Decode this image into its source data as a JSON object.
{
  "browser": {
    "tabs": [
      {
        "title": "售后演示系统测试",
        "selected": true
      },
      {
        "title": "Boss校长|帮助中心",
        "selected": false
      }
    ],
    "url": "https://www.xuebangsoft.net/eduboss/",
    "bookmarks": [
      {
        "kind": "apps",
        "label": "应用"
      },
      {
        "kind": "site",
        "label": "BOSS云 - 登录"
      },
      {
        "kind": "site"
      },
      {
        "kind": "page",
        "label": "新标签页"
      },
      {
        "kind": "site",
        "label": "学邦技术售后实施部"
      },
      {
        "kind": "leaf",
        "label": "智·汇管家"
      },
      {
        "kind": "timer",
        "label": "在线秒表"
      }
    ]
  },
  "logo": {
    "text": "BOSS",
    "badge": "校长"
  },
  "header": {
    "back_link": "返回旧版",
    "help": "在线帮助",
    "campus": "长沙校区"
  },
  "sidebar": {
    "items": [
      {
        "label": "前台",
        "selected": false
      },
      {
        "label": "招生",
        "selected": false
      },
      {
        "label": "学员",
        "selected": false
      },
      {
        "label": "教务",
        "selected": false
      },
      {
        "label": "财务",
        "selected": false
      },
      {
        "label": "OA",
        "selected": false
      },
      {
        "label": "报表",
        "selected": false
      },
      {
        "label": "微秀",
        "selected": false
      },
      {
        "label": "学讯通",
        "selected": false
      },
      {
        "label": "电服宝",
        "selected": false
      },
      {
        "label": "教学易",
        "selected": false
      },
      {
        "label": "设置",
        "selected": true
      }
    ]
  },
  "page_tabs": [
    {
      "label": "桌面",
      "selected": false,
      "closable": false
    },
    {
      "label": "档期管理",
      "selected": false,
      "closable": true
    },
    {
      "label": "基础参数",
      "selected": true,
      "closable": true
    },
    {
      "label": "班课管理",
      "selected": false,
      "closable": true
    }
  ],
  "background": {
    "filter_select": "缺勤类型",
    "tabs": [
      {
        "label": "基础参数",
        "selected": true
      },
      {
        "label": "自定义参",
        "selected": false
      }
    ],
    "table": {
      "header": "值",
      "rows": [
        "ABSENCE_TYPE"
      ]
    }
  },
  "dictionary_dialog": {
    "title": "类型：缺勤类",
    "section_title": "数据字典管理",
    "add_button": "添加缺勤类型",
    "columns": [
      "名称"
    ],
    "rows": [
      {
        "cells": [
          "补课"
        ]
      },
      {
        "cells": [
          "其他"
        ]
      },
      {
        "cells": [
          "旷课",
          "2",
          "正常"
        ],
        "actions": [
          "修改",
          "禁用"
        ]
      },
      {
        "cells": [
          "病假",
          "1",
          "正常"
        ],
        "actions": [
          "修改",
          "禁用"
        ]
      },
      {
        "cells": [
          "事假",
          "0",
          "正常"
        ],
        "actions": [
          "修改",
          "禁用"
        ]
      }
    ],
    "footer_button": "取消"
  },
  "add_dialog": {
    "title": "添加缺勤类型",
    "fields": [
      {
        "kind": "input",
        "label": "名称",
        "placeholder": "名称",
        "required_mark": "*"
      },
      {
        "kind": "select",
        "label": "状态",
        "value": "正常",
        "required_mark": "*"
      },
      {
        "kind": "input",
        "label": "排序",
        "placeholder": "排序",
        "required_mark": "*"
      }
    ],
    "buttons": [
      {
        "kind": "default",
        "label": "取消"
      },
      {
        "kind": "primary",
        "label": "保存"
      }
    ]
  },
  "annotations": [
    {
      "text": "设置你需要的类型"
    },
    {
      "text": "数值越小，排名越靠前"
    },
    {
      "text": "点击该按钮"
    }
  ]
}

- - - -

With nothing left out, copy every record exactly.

Decode this image into its source data as a JSON object.
{
  "browser": {
    "tabs": [
      {
        "title": "售后演示系统测试",
        "selected": true
      },
      {
        "title": "Boss校长|帮助中心",
        "selected": false
      }
    ],
    "url": "https://www.xuebangsoft.net/eduboss/",
    "bookmarks": [
      {
        "kind": "apps",
        "label": "应用"
      },
      {
        "kind": "site",
        "label": "BOSS云 - 登录"
      },
      {
        "kind": "site"
      },
      {
        "kind": "page",
        "label": "新标签页"
      },
      {
        "kind": "site",
        "label": "学邦技术售后实施部"
      },
      {
        "kind": "leaf",
        "label": "智·汇管家"
      },
      {
        "kind": "timer",
        "label": "在线秒表"
      }
    ]
  },
  "logo": {
    "text": "BOSS",
    "badge": "校长"
  },
  "header": {
    "back_link": "返回旧版",
    "help": "在线帮助",
    "campus": "长沙校区"
  },
  "sidebar": {
    "items": [
      {
        "label": "前台",
        "selected": false
      },
      {
        "label": "招生",
        "selected": false
      },
      {
        "label": "学员",
        "selected": false
      },
      {
        "label": "教务",
        "selected": false
      },
      {
        "label": "财务",
        "selected": false
      },
      {
        "label": "OA",
        "selected": false
      },
      {
        "label": "报表",
        "selected": false
      },
      {
        "label": "微秀",
        "selected": false
      },
      {
        "label": "学讯通",
        "selected": false
      },
      {
        "label": "电服宝",
        "selected": false
      },
      {
        "label": "教学易",
        "selected": false
      },
      {
        "label": "设置",
        "selected": true
      }
    ]
  },
  "page_tabs": [
    {
      "label": "桌面",
      "selected": false,
      "closable": false
    },
    {
      "label": "档期管理",
      "selected": false,
      "closable": true
    },
    {
      "label": "基础参数",
      "selected": true,
      "closable": true
    },
    {
      "label": "班课管理",
      "selected": false,
      "closable": true
    }
  ],
  "background": {
    "filter_select": "缺勤类型",
    "tabs": [
      {
        "label": "基础参数",
        "selected": true
      },
      {
        "label": "自定义参",
        "selected": false
      }
    ],
    "table": {
      "header": "值",
      "rows": [
        "ABSENCE_TYPE"
      ]
    }
  },
  "dictionary_dialog": {
    "title": "类型：缺勤类",
    "section_title": "数据字典管理",
    "add_button": "添加缺勤类型",
    "columns": [
      "名称"
    ],
    "rows": [
      {
        "cells": [
          "补课"
        ]
      },
      {
        "cells": [
          "其他"
        ]
      },
      {
        "cells": [
          "旷课",
          "2",
          "正常"
        ],
        "actions": [
          "修改",
          "禁用"
        ]
      },
      {
        "cells": [
          "病假",
          "1",
          "正常"
        ],
        "actions": [
          "修改",
          "禁用"
        ]
      },
      {
        "cells": [
          "事假",
          "0",
          "正常"
        ],
        "actions": [
          "修改",
          "禁用"
        ]
      }
    ],
    "footer_button": "取消"
  },
  "add_dialog": {
    "title": "添加缺勤类型",
    "fields": [
      {
        "kind": "input",
        "label": "名称",
        "placeholder": "名称",
        "required_mark": "*"
      },
      {
        "kind": "select",
        "label": "状态",
        "value": "正常",
        "required_mark": "*"
      },
      {
        "kind": "input",
        "label": "排序",
        "placeholder": "排序",
        "required_mark": "*"
      }
    ],
    "buttons": [
      {
        "kind": "default",
        "label": "取消"
      },
      {
        "kind": "primary",
        "label": "保存"
      }
    ]
  },
  "annotations": [
    {
      "text": "设置你需要的类型"
    },
    {
      "text": "数值越小，排名越靠前"
    },
    {
      "text": "点击该按钮"
    }
  ]
}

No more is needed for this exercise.